### What to do
From the data, copy out every line in which the word "level" appears.

### Data

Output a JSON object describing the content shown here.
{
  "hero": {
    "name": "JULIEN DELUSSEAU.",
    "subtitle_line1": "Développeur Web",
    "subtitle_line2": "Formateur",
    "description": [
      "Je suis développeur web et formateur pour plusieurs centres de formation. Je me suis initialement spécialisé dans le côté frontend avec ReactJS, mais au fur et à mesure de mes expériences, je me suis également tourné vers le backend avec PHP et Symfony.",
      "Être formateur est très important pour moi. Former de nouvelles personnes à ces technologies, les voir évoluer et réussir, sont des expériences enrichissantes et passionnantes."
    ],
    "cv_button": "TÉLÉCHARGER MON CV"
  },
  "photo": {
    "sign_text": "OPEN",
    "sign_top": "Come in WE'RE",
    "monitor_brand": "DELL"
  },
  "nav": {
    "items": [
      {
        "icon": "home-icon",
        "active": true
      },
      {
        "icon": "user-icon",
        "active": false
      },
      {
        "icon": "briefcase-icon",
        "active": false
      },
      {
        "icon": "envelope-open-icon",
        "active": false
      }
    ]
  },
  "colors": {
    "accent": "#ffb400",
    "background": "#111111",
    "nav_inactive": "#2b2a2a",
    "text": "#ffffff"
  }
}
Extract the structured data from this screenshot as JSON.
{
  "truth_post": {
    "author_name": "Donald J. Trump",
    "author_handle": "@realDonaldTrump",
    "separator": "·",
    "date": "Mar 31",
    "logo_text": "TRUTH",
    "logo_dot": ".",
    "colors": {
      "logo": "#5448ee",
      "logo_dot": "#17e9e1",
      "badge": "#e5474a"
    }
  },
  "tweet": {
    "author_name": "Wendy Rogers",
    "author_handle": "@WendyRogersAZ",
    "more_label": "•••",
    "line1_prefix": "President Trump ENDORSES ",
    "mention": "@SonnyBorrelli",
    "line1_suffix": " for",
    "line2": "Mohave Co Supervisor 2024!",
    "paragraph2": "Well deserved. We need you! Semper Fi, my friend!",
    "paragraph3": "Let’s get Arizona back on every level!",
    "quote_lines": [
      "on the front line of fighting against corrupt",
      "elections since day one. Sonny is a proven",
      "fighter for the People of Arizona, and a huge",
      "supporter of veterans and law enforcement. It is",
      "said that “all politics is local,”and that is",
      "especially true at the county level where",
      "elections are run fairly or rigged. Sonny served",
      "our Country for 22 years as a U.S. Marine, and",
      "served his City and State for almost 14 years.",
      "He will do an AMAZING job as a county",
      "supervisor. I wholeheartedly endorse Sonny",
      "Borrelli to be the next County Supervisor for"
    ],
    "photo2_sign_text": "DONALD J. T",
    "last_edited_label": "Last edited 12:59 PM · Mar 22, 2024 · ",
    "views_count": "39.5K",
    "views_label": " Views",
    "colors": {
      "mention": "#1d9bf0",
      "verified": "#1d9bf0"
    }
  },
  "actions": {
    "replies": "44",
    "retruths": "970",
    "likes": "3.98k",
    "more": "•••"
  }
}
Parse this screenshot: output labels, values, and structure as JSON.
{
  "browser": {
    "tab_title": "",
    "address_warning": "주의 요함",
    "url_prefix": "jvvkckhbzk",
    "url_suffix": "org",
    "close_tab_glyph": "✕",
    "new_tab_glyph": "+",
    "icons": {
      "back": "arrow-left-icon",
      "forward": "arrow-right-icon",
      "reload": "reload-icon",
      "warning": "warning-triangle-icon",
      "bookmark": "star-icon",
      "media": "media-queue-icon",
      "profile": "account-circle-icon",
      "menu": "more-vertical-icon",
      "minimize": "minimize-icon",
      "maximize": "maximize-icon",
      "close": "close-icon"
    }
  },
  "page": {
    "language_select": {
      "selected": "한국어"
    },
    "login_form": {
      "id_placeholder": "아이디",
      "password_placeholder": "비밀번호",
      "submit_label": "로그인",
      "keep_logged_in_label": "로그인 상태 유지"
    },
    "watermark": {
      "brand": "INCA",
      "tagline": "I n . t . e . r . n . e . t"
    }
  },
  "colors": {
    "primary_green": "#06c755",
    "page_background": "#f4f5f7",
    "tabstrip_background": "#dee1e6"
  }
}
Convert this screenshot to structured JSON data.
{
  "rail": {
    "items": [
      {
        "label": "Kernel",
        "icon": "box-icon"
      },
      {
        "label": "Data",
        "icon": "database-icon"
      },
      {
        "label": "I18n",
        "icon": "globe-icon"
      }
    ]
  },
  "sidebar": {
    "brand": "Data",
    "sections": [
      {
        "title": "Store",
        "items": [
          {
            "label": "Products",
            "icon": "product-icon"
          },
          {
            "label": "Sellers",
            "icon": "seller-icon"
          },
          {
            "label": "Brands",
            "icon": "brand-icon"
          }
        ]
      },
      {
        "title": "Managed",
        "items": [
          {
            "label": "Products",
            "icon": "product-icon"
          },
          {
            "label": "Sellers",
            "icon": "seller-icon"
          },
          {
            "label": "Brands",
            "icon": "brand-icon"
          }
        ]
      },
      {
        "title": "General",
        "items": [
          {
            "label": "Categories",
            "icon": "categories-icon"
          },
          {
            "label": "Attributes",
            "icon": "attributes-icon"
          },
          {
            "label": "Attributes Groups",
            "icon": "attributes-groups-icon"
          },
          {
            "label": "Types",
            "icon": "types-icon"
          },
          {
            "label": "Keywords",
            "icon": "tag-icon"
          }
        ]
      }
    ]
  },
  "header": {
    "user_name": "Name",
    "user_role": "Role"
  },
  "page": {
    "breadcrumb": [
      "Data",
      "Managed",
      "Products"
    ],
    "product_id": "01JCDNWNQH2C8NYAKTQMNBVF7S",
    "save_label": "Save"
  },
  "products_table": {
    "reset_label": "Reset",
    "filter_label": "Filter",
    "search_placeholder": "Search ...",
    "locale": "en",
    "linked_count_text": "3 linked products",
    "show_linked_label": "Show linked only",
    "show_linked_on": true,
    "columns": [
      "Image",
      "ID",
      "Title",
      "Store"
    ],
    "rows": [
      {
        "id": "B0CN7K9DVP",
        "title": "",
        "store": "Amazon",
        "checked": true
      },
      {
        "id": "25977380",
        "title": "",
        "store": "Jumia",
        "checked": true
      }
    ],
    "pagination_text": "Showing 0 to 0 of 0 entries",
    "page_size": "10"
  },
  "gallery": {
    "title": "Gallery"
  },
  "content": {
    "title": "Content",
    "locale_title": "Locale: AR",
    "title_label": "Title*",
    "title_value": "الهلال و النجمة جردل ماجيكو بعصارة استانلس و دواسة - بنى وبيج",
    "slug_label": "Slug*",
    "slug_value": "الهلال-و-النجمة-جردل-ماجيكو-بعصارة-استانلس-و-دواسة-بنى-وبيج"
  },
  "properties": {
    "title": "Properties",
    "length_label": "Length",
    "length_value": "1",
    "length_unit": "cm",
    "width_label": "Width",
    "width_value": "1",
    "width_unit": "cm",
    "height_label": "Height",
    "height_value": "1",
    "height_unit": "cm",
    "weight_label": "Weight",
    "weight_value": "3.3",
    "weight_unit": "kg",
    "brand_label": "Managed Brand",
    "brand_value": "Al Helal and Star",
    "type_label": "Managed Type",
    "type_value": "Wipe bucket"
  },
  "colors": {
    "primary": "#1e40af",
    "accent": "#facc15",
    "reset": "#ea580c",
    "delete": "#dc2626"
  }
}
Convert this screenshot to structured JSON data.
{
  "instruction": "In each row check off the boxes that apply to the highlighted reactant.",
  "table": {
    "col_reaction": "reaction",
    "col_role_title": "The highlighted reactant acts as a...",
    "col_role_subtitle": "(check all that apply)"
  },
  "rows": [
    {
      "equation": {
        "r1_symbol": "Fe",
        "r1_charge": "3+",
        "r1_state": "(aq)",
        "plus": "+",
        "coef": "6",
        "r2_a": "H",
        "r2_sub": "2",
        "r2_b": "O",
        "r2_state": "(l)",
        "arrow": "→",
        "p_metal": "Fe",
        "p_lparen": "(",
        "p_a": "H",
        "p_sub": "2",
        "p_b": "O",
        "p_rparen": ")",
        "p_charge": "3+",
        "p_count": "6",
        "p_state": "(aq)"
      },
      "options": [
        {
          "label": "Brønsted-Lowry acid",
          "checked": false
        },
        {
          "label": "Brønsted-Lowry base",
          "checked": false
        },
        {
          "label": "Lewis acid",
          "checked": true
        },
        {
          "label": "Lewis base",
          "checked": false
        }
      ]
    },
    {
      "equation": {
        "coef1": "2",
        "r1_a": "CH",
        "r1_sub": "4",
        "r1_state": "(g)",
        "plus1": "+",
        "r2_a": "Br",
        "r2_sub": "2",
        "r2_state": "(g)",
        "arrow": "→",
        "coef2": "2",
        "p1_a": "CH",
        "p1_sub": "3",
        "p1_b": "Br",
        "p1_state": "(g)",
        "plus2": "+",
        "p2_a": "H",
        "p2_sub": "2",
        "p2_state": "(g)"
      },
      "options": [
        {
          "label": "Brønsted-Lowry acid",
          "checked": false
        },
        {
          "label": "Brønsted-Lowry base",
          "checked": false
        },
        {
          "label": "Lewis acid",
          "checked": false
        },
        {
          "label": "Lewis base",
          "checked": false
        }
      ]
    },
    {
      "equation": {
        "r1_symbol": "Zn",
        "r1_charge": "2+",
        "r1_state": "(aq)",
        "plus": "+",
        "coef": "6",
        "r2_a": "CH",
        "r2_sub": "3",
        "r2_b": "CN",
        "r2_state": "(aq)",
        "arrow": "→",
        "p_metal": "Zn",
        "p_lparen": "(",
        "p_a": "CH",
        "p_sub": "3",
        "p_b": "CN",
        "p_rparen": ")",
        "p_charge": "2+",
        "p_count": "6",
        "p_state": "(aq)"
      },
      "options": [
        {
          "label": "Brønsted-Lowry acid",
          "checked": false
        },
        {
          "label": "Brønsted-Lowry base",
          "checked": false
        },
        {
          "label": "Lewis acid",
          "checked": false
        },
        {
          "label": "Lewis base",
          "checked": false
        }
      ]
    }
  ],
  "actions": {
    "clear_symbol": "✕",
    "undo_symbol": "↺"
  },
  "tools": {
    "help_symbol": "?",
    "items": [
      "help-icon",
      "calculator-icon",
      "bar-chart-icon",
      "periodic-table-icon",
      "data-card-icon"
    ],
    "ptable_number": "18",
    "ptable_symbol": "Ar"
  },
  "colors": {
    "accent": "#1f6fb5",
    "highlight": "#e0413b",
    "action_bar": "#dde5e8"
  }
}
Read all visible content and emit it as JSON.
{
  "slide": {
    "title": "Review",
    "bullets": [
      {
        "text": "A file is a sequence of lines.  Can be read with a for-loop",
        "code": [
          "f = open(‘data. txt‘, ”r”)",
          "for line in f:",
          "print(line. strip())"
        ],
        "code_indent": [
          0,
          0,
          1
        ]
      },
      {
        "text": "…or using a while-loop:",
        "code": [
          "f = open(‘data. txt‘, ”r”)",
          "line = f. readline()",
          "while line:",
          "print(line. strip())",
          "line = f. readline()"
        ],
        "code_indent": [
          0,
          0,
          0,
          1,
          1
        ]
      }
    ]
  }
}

### Output for this exercise
    "paragraph3": "Let’s get Arizona back on every level!",
      "especially true at the county level where",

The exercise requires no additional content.